Students will learn about the different forms of media, such as newspapers, radio, and television.
- Getting the News, (Newbridge, Read to Learn:
Social Studies--Communities Series, Item #821956), available from
Background for Teachers
Students need to understand the meaning of
the term “media”
according to this definition:
“All the means of communication, such as
newspapers, radio, and
television that provide the public with news, entertainment, etc., usually
Intended Learning Outcomes
1. Demonstrate a positive learning attitude.
5. Understand and use basic concepts and skills.
6. Communicate clearly in oral, artistic, written, and nonverbal form.

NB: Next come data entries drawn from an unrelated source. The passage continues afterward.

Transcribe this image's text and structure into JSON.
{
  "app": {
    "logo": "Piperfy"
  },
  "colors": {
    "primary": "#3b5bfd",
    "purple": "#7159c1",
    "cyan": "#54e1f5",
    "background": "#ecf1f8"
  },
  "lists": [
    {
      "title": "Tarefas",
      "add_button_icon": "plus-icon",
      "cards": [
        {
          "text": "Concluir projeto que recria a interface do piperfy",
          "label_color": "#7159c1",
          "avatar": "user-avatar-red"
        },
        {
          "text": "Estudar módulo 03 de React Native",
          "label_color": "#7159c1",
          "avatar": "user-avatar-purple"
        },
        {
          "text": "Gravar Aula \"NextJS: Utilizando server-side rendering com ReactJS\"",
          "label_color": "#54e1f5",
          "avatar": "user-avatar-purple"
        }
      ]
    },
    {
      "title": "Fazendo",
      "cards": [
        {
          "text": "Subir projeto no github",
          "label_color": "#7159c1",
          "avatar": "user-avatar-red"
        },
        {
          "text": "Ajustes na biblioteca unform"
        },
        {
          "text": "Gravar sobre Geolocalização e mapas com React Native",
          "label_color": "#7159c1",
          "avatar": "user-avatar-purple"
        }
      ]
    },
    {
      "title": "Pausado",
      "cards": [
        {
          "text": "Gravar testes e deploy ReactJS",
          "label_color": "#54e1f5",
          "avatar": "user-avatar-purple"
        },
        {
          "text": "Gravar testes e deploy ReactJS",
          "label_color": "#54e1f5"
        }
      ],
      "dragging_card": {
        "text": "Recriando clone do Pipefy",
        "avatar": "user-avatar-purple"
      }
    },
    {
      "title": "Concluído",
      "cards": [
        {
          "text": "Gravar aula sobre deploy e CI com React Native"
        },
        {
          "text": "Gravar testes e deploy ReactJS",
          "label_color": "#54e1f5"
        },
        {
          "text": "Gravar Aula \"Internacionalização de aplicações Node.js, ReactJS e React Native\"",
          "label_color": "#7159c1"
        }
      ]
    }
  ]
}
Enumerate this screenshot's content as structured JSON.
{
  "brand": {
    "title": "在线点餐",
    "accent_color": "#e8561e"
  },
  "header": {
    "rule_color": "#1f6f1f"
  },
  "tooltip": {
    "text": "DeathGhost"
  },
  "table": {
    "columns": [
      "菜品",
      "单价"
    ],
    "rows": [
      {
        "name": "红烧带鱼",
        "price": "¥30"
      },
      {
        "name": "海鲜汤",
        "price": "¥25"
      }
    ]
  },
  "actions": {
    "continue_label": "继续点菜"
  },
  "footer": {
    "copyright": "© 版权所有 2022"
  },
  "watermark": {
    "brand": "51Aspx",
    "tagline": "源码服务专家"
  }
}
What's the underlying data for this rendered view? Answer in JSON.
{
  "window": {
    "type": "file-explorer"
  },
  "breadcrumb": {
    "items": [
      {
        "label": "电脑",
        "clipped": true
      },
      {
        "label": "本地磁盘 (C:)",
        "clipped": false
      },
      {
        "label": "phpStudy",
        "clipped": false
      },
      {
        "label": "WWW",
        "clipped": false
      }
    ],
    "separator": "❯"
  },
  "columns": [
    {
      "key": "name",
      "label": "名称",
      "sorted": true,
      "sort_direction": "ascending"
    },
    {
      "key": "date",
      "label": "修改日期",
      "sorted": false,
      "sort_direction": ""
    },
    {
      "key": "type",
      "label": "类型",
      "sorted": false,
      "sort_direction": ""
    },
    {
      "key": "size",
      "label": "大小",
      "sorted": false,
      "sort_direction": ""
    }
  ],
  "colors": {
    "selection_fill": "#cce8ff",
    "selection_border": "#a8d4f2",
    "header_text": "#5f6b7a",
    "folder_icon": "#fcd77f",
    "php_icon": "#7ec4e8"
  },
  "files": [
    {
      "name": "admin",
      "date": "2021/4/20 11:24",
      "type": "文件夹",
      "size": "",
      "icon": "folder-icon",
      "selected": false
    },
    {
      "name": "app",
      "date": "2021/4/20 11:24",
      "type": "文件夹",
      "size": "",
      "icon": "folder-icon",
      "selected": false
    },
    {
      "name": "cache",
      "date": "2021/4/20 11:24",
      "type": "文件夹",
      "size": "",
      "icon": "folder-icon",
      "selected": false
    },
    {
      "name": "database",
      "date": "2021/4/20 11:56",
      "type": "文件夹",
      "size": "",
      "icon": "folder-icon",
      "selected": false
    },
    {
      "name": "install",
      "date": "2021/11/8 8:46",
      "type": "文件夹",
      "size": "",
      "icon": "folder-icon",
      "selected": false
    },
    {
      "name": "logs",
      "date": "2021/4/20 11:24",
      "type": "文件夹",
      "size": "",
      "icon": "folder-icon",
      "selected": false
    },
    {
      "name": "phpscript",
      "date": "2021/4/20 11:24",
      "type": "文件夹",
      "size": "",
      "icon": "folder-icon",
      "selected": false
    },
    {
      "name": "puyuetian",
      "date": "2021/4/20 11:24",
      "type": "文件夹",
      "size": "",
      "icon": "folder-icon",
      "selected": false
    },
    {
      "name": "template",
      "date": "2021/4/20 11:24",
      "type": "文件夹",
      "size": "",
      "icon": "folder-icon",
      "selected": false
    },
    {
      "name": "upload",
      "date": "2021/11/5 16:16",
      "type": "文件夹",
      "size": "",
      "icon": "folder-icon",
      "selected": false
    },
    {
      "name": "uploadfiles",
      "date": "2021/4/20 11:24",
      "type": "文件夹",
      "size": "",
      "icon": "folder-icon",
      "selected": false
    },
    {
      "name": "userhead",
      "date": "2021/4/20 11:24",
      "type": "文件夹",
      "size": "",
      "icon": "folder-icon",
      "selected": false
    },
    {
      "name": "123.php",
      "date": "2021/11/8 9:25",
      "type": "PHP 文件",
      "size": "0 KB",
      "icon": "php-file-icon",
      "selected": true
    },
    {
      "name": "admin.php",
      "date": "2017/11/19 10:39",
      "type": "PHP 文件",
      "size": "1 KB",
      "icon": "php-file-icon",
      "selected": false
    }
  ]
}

Invitation to Learn
In small groups, complete the sheet What Product Am I?
- Put a concept you are teaching to music and
teach it to them.
Discuss how simple it was to remember the concept taught. Talk
about why music is used in media and connect to the invitation to
- Listen to clips taken from the CD. Talk about how each music
clip makes students feel. Talk about how different advertisers use
music to promote their product. Example: slow music for selling
a relaxing vacation, lively for a cruise, fast for sports equipment,
- Create a list of commercials from the homework
program. Discuss the similarities and differences. Talk about
why they are different.
- Have two cereals for students to taste;
one name brand and one
generic brand (e.g., Froot Loops and Fruity O’s OR Cinnamon
Toast Crunch and Cinnamon Toasties).
- Have students choose which cereal
they think they will like
the best just by looking at the containers. Don’t taste yet!
Make a “skewer” graph. Discuss results.
- Give each student
a plastic glove and have him/her take a
small handful of each brand of cereal (labeled A or B), not
knowing which is which. Students taste the cereal and write
down A or B for the cereal they preferred. Make a second
skewer graph. Discuss the differences between the two
graphs. Why? Point out that we frequently purchase products
that we are familiar with, whether they are better tasting or
not. That is one reason advertising is successful.
- Place a large paper
cutout of the FDA Food Pyramid on the floor.
Have the class predict what they think is in Froot Loops and write
it on the board. Then pass out the Froot Loop Ingredient slips and have them place them under the correct section of the
pyramid. They will be amazed that Froot Loops contain lots of
sugar and oil, but do not contain fruit! Does the title imply that
they do? Again, discuss how the media has influenced our
- From the Day 2 homework list, select the
- Sort those commercials onto the food pyramid. Talk about
the media can negatively affects food choices.
- Go through a current newspaper. List the
kinds of information
that can be found in a newspaper. Share with them several
Example: weather forecast, sports scores, informational
Discuss what was learned and how that information could be
used. Discuss how media can affect us in a positive way.
- Create a commercial or an advertisement
to persuade others to
buy your product. Use the Product List (e.g., jingle, poster,
video, brochure, magazine advertisement, etc.).
- Discuss with students
what they want for their birthday or
Christmas. Students draw picture and/or write a list. Did they
learn about any of these objects from watching television
commercials? Commercials are a type of media that can be very
appealing and convincing.
- Use Getting the News to facilitate a discussion
about how media
has changed over time.
- Use PBS or ITV stations to teach concepts. Discuss
television can be a very positive form of media.
- Watch a program together as a
family and discuss how the media
affects our buying habits.
- As a family, research a topic of interest
on the Internet. Show
students how to avoid negative sites.
- Journal: What types of media are there and how does
- Students write down what media means and give several
- Day 6 activity
- Homework: Before beginning this unit, assign each
watch 30 minutes of a cartoon show and 30 minutes of news.
Have the student make two lists of the commercials, one from
each program. (To be used in day 2.)
Hurst, J.B. (1972). Discovery teaching and increased student motivation.
Abstract of research pointing out that significant differences were
found between initial and post instructional student interest in a subject
when discovery learning was used.
Levy, Yiftach. (n.d.). The effects of background music on learning: a review
literature. Education 690 Syllabus: San Diego State University. San Diego,
CA (Available at http://edweb.sdsu.edu/courses/ED690MJ/Examples/LitRev/Levy.htm)
An online article citing research confirming that loud, cacophonous
music impedes learning, while some music may be helpful in the learning
Roberts, D.F., (1999). Kids and Media @ the New Millennium: A Kaiser Family
Foundation Report. A Comprehensive National Analysis of Children’s Media
This study examined media use patterns among a large, nationally
representative sample of children ages 2-18, and explored how children
choose and interact with the whole array of media available to them,
including television, movies, computers, music, video games, radio,
magazines, books, and newspapers.